But it can.
We’re all running for something. Whether it’s for your own personal sanity or liberation, it’s no secret that setting a goal to run a distance or finish in a time that you don’t think you’re capable of will change your life.
But to get to the finish line, you have to find a way to continue to give your personal best effort while embracing the pain.
And here’s the kicker, reading this won’t teach you how. You have to learn by doing. But the more you can practice, the less powerless you’ll feel when everything hurts and you start to doubt whether you can hold on come race day.
Here’s how: First, write down a list of all the achievements, breakthroughs and workouts you’ve completed training for your race. Then, zero in on why your goal is important to you. Why you decided to work your ass off to make it happen.
It isn’t easy to consistently challenge yourself to step outside of your comfort zone because failure is inevitable. You aren’t going to knock it out of the park right off the bat. It takes trial and error. It’s in our failures that we learn the most about ourselves. Embrace them. Does failure hurt? Yes. But will it end you? No.
The magic is in the journey. Not the finish line.
It’s so easy to take life for granted. To want to hide from the goals that scare the crap out of you or convince everyone around you that staying within your comfort zone is good enough.
Don’t just survive. Thrive.
Life’s messy, just like running.
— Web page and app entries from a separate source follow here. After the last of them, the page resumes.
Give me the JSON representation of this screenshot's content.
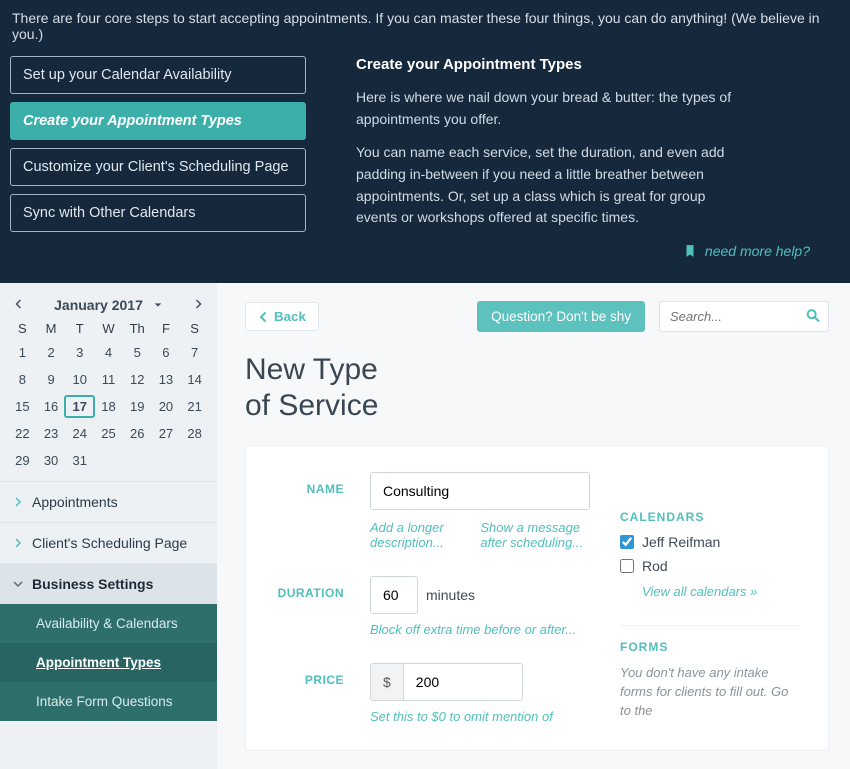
{
  "hero": {
    "intro": "There are four core steps to start accepting appointments. If you can master these four things, you can do anything! (We believe in you.)",
    "steps": [
      "Set up your Calendar Availability",
      "Create your Appointment Types",
      "Customize your Client's Scheduling Page",
      "Sync with Other Calendars"
    ],
    "active_step_index": 1,
    "right": {
      "title": "Create your Appointment Types",
      "p1": "Here is where we nail down your bread & butter: the types of appointments you offer.",
      "p2": "You can name each service, set the duration, and even add padding in-between if you need a little breather between appointments. Or, set up a class which is great for group events or workshops offered at specific times."
    },
    "help_link": "need more help?"
  },
  "calendar": {
    "title": "January 2017",
    "dow": [
      "S",
      "M",
      "T",
      "W",
      "Th",
      "F",
      "S"
    ],
    "days": [
      "1",
      "2",
      "3",
      "4",
      "5",
      "6",
      "7",
      "8",
      "9",
      "10",
      "11",
      "12",
      "13",
      "14",
      "15",
      "16",
      "17",
      "18",
      "19",
      "20",
      "21",
      "22",
      "23",
      "24",
      "25",
      "26",
      "27",
      "28",
      "29",
      "30",
      "31"
    ],
    "today": "17"
  },
  "sidebar": {
    "items": [
      "Appointments",
      "Client's Scheduling Page",
      "Business Settings"
    ],
    "sub_items": [
      "Availability & Calendars",
      "Appointment Types",
      "Intake Form Questions"
    ]
  },
  "content": {
    "back": "Back",
    "question_btn": "Question? Don't be shy",
    "search_placeholder": "Search...",
    "page_title_l1": "New Type",
    "page_title_l2": "of Service"
  },
  "form": {
    "name_label": "NAME",
    "name_value": "Consulting",
    "name_hint1": "Add a longer description...",
    "name_hint2": "Show a message after scheduling...",
    "duration_label": "DURATION",
    "duration_value": "60",
    "minutes": "minutes",
    "duration_hint": "Block off extra time before or after...",
    "price_label": "PRICE",
    "currency": "$",
    "price_value": "200",
    "price_hint": "Set this to $0 to omit mention of"
  },
  "side": {
    "calendars_heading": "CALENDARS",
    "cal1": "Jeff Reifman",
    "cal2": "Rod",
    "view_all": "View all calendars »",
    "forms_heading": "FORMS",
    "forms_text": "You don't have any intake forms for clients to fill out. Go to the"
  }
}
It never goes as planned and personally, I continue to chase impossible goals because I need that reminder that I’m stronger than my doubts and my fears.
So here’s my advice to anyone struggling with pre-race fear: Redefine what success looks like to you.
One of the reasons I really love the idea of no regrets, no excuses (another gift from Dr. Bob) is that it takes the pressure off of your goal (an outcome goal) and puts the emphasis on the journey and the process (process goals). When you give everything you have each and every moment, regardless of what happens when you finally get to the finish line, there’s no way you can fail.
Next, remember your physical and mental strength. Find a way to not only convince yourself that you’re ready, but to really believe it. Go look in the mirror and tell yourself that you’re strong until it feels truthful. Doubt is normal, it’s hard not to have doubt. But don’t diminish how hard you’ve worked. Don’t forget to celebrate how much work you put in to prepare for race day. That you’re actually ready and deserve the race you worked for.
People like to say the marathon owes you nothing. Of course it doesn’t. The marathon is a concept. A distance just like any other distance. But it doesn’t matter what distance you’re chasing, you owe it to yourself to spend more time proud of how hard you worked in training and how ready you are for race day than you do on all the things that could go wrong or how you’re bound to crash and burn.
Focus on the moment you’re in. There will be moments in your training and during the race where you’ll doubt if you can hold on. Sometimes, making the decision not to give up is a win. Other times, telling that voice that says that it’s not worth the pain to shut the hell up is the win.
Just give your best effort each and every moment. Only you know what that means.
Fear is natural. Personally, I think it’s a beautiful indication that you care and that you’re invested in yourself. So, just like we do with pain, embrace fear. Easier said than done, right? Absolutely. But I’m swimming in the pre-race fear right alongside you. But even though I’m nervous and afraid, I’m equally excited. Regardless of what happens on race day, I know how hard I worked to get here and how much fun I had along the way. It’s rewarding to give your best effort and discover what you’re capable of.
That’s why I run.
Running isn’t impossible, it just isn’t easy. It may have taken a few years, but I finally believe in myself.